11.09.2007

U.S. Latinos by the Numbers

48.2 million: U.S. Latino population (includes residents of Puerto Rico).

15%: Part of the U.S. population that's Latino.

1 of 2: One of every two people added to the nation’s population between July 1, 2005, and July 1, 2006, was Latino. There were 1.4 million Latinos added to the population over the period.

3.4%: Percentage increase in the Latino population between July 1, 2005, and July 1, 2006, making it the fastest-growing minority group.

102.6 million: The projected Latino population of the U.S. as of July 1, 2050. A quarter of all U.S. residents will be Latino.

3rd: Ranking of the size of the U.S. Latino population worldwide. Only Brazil (183 million) and Mexico (109 million) have larger Latino populations than does the United States (48.2 million). Colombia is 4th with 44 million.

58%: The percentage of Latinos who are of Mexican background. Another 16.6 percent are of Puerto Rican background, with 3.2 percent Cuban, 2.7 percent Salvadoran and 2.4 percent Dominican. The remainder are other Central and South American.

27.4 years: Median age of the Latino population in 2006 (vs 36.4 years for the general population).

45%: The percentage of the Latino population that lives in California or Texas.

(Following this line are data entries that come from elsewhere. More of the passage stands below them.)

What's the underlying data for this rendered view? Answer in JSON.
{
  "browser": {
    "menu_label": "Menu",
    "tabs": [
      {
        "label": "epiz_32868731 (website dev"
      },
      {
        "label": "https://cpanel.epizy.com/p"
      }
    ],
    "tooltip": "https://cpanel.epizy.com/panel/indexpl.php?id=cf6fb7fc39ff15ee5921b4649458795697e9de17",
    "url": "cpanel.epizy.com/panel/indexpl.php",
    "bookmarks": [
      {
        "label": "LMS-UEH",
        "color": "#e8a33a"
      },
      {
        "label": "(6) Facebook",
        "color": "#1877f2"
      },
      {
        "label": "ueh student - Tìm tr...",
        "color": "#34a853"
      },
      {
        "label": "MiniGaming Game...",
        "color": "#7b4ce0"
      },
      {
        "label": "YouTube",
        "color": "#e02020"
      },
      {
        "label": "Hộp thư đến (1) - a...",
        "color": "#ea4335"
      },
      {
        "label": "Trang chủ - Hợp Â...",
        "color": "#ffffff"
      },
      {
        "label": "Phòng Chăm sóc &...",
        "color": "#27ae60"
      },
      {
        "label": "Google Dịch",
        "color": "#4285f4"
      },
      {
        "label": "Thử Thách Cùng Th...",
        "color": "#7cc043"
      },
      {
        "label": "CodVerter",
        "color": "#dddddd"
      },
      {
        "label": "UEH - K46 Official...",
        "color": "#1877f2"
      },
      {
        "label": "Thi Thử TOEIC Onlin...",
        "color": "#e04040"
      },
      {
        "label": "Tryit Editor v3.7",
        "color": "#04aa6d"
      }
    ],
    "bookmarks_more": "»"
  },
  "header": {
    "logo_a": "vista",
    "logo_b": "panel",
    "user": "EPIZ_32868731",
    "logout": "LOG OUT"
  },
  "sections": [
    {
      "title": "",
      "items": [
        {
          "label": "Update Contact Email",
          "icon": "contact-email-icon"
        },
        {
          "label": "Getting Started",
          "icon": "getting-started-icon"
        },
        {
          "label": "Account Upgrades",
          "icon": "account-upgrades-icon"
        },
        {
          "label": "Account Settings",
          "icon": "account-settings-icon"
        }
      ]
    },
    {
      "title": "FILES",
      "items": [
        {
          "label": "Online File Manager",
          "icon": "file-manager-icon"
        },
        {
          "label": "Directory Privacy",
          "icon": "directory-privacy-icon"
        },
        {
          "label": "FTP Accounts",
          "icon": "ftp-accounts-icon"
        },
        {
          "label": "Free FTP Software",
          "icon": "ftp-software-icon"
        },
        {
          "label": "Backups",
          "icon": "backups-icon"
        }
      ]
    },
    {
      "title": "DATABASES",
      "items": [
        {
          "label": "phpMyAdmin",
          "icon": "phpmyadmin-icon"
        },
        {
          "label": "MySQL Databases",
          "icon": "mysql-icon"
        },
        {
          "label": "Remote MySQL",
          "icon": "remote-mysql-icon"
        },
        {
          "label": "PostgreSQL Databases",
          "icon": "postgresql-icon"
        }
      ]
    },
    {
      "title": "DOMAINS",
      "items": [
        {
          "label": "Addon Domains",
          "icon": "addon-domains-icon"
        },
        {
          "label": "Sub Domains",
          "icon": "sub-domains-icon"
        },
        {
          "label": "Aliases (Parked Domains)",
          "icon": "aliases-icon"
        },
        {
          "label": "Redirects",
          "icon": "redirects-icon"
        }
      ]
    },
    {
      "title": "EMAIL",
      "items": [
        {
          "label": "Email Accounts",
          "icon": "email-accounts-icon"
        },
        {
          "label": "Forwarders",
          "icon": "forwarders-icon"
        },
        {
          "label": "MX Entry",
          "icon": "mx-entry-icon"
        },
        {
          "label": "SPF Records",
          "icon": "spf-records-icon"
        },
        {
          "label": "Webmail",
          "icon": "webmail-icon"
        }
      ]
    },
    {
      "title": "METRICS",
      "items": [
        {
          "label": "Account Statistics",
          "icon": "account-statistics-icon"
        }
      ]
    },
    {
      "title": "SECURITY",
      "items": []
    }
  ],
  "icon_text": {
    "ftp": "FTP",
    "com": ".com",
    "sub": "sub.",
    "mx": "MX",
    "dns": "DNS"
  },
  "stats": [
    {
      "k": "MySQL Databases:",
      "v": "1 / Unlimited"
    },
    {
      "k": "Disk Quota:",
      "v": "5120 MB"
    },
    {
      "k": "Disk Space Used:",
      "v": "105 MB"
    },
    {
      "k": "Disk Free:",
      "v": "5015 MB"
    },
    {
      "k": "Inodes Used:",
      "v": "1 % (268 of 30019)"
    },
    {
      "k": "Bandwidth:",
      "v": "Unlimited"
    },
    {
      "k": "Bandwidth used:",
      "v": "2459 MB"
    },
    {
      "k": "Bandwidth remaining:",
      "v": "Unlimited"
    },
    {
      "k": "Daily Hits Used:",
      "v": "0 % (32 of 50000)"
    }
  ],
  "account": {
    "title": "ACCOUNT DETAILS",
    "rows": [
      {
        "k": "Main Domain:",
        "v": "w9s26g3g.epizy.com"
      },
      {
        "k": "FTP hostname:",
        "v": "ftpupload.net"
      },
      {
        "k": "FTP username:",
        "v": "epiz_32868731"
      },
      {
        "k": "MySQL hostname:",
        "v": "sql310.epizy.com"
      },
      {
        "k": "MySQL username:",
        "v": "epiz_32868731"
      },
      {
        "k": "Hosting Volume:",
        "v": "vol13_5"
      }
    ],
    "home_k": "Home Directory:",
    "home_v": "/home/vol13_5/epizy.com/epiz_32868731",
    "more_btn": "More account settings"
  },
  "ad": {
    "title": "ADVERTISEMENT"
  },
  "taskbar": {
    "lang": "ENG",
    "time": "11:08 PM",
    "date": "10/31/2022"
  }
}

California is home to 13.1 million Latinos, and Texas is home to 8.4 million.

15: The number of states with at least a half million Latino residents, including Arizona, California, Colorado, Florida, Georgia, Illinois, Massachusetts, Nevada, New Jersey, New Mexico, New York, North Carolina, Pennsylvania, Texas and Washington.

44%: The percentage of New Mexico’s population that is Latino, the highest of any state. Latinos also make up more than a quarter of the population in California and Texas, at 36 percent each, and Arizona (29 percent).

4.7 million: The Latino population of Los Angeles County, Calif. — the largest of any county in the nation.

305,000: The increase in Texas’ Latino population between July 1, 2005, and July 1, 2006, which led all states. California (283,000), Florida (161,000) and Arizona (102,000) also recorded large increases.

22: Number of states in which Latinos are the largest minority group, including Arizona, California, Colorado, Connecticut, Florida, Idaho, Iowa, Kansas, Maine, Massachusetts, Nebraska, Nevada, New Hampshire, New Jersey, New Mexico, Oregon, Rhode Island, Texas, Utah, Vermont, Washington and Wyoming.

1.6 million: The number of Latino-owned businesses in 2002.

Triple: The rate of growth of Latino-owned businesses between 1997 and 2002 (31 percent) compared with the national average (10 percent) for all businesses.

$222 billion: Revenue generated by Latino-owned businesses in 2002, up 19 percent from
1997.

29,168: Number of Latino-owned firms with receipts of $1 million or more.

23%: Percentage of total population younger than 5 that was Latino as of July 1, 2006.

$35,967: The median income of Latino households in 2005.

21.8%: The poverty rate among Latinos in 2005.

59%: The percentage of Latinos 25 and older who had at least a high school education in 2006.

12%: The percentage of the Latino population 25 and older with a bachelor’s degree or higher in 2006.

3.1 million: The number of Latinos 18 and older who had at least a bachelor’s degree in 2006, up from 1.4 million a decade earlier.

68%: Percentage of Latinos 16 and older who are in the civilian labor force.

17%: The percentage of Latinos 16 or older who work in management, professional and related occupations.

77,700: Number of Latino chief executives. In addition, 49,200 physicians and surgeons; 53,700 teachers; 29,000 lawyers; and 3,300 news analysts, reporters and correspondents are Latino.

7.6 million: The number of Latino citizens who reported voting in the 2004 presidential election.

1.1 million: The number of Latino veterans of the U.S. armed forces.

SOURCE U.S. Census Bureau